Stored data entries:
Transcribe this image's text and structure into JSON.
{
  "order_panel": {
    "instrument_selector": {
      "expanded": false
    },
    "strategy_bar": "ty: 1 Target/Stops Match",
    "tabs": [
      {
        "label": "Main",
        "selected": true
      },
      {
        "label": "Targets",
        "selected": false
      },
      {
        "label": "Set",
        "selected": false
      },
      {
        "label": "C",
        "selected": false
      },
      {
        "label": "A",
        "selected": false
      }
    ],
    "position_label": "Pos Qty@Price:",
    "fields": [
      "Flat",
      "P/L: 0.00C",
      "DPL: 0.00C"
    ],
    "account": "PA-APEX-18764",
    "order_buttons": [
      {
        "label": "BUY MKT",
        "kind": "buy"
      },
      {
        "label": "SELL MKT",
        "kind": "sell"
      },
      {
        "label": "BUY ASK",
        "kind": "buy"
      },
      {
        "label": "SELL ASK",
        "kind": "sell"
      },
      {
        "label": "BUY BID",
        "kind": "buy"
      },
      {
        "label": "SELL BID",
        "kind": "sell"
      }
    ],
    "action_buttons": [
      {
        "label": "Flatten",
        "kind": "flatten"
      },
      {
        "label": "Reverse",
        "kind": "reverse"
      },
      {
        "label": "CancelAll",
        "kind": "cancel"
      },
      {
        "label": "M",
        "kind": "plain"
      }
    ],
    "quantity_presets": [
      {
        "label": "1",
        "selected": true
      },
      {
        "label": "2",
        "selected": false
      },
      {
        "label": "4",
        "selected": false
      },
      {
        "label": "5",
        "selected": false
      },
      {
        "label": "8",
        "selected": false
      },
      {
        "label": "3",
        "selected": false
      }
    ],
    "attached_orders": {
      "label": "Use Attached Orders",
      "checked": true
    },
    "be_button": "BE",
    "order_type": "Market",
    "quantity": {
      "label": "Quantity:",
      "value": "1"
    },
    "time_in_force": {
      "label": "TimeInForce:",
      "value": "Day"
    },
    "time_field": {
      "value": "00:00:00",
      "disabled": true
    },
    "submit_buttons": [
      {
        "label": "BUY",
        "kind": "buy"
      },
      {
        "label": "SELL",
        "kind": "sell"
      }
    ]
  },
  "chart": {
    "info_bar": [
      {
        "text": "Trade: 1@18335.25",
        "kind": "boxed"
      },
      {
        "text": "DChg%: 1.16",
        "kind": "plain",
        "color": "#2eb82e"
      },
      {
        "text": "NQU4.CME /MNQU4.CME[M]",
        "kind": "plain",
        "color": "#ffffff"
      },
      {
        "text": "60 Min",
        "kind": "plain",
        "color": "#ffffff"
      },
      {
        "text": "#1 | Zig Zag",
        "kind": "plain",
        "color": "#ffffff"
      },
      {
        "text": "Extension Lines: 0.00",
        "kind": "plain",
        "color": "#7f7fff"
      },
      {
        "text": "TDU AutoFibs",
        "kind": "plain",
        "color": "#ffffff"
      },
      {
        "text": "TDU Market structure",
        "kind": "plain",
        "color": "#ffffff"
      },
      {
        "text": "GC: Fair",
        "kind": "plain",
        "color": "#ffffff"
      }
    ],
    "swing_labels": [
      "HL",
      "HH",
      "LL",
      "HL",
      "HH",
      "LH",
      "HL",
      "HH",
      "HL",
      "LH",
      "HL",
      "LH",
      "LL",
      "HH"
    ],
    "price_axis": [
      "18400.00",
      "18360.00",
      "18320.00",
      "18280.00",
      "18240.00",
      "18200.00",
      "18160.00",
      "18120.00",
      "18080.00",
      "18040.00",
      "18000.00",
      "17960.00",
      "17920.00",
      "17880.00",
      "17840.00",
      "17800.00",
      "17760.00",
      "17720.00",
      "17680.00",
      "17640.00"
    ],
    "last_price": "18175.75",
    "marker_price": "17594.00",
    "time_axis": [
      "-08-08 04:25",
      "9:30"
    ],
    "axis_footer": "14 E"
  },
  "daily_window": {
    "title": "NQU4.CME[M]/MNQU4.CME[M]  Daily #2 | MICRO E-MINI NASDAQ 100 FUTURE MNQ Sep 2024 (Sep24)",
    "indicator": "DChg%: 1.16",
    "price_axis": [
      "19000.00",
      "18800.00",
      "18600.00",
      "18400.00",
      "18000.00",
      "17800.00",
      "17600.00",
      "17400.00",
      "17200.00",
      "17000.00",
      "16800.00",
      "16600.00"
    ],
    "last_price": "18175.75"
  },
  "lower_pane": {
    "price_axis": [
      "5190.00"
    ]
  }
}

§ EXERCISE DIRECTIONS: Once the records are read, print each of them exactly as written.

§ YOUR RESPONSE:
Transcribe this image's text and structure into JSON.
{
  "order_panel": {
    "instrument_selector": {
      "expanded": false
    },
    "strategy_bar": "ty: 1 Target/Stops Match",
    "tabs": [
      {
        "label": "Main",
        "selected": true
      },
      {
        "label": "Targets",
        "selected": false
      },
      {
        "label": "Set",
        "selected": false
      },
      {
        "label": "C",
        "selected": false
      },
      {
        "label": "A",
        "selected": false
      }
    ],
    "position_label": "Pos Qty@Price:",
    "fields": [
      "Flat",
      "P/L: 0.00C",
      "DPL: 0.00C"
    ],
    "account": "PA-APEX-18764",
    "order_buttons": [
      {
        "label": "BUY MKT",
        "kind": "buy"
      },
      {
        "label": "SELL MKT",
        "kind": "sell"
      },
      {
        "label": "BUY ASK",
        "kind": "buy"
      },
      {
        "label": "SELL ASK",
        "kind": "sell"
      },
      {
        "label": "BUY BID",
        "kind": "buy"
      },
      {
        "label": "SELL BID",
        "kind": "sell"
      }
    ],
    "action_buttons": [
      {
        "label": "Flatten",
        "kind": "flatten"
      },
      {
        "label": "Reverse",
        "kind": "reverse"
      },
      {
        "label": "CancelAll",
        "kind": "cancel"
      },
      {
        "label": "M",
        "kind": "plain"
      }
    ],
    "quantity_presets": [
      {
        "label": "1",
        "selected": true
      },
      {
        "label": "2",
        "selected": false
      },
      {
        "label": "4",
        "selected": false
      },
      {
        "label": "5",
        "selected": false
      },
      {
        "label": "8",
        "selected": false
      },
      {
        "label": "3",
        "selected": false
      }
    ],
    "attached_orders": {
      "label": "Use Attached Orders",
      "checked": true
    },
    "be_button": "BE",
    "order_type": "Market",
    "quantity": {
      "label": "Quantity:",
      "value": "1"
    },
    "time_in_force": {
      "label": "TimeInForce:",
      "value": "Day"
    },
    "time_field": {
      "value": "00:00:00",
      "disabled": true
    },
    "submit_buttons": [
      {
        "label": "BUY",
        "kind": "buy"
      },
      {
        "label": "SELL",
        "kind": "sell"
      }
    ]
  },
  "chart": {
    "info_bar": [
      {
        "text": "Trade: 1@18335.25",
        "kind": "boxed"
      },
      {
        "text": "DChg%: 1.16",
        "kind": "plain",
        "color": "#2eb82e"
      },
      {
        "text": "NQU4.CME /MNQU4.CME[M]",
        "kind": "plain",
        "color": "#ffffff"
      },
      {
        "text": "60 Min",
        "kind": "plain",
        "color": "#ffffff"
      },
      {
        "text": "#1 | Zig Zag",
        "kind": "plain",
        "color": "#ffffff"
      },
      {
        "text": "Extension Lines: 0.00",
        "kind": "plain",
        "color": "#7f7fff"
      },
      {
        "text": "TDU AutoFibs",
        "kind": "plain",
        "color": "#ffffff"
      },
      {
        "text": "TDU Market structure",
        "kind": "plain",
        "color": "#ffffff"
      },
      {
        "text": "GC: Fair",
        "kind": "plain",
        "color": "#ffffff"
      }
    ],
    "swing_labels": [
      "HL",
      "HH",
      "LL",
      "HL",
      "HH",
      "LH",
      "HL",
      "HH",
      "HL",
      "LH",
      "HL",
      "LH",
      "LL",
      "HH"
    ],
    "price_axis": [
      "18400.00",
      "18360.00",
      "18320.00",
      "18280.00",
      "18240.00",
      "18200.00",
      "18160.00",
      "18120.00",
      "18080.00",
      "18040.00",
      "18000.00",
      "17960.00",
      "17920.00",
      "17880.00",
      "17840.00",
      "17800.00",
      "17760.00",
      "17720.00",
      "17680.00",
      "17640.00"
    ],
    "last_price": "18175.75",
    "marker_price": "17594.00",
    "time_axis": [
      "-08-08 04:25",
      "9:30"
    ],
    "axis_footer": "14 E"
  },
  "daily_window": {
    "title": "NQU4.CME[M]/MNQU4.CME[M]  Daily #2 | MICRO E-MINI NASDAQ 100 FUTURE MNQ Sep 2024 (Sep24)",
    "indicator": "DChg%: 1.16",
    "price_axis": [
      "19000.00",
      "18800.00",
      "18600.00",
      "18400.00",
      "18000.00",
      "17800.00",
      "17600.00",
      "17400.00",
      "17200.00",
      "17000.00",
      "16800.00",
      "16600.00"
    ],
    "last_price": "18175.75"
  },
  "lower_pane": {
    "price_axis": [
      "5190.00"
    ]
  }
}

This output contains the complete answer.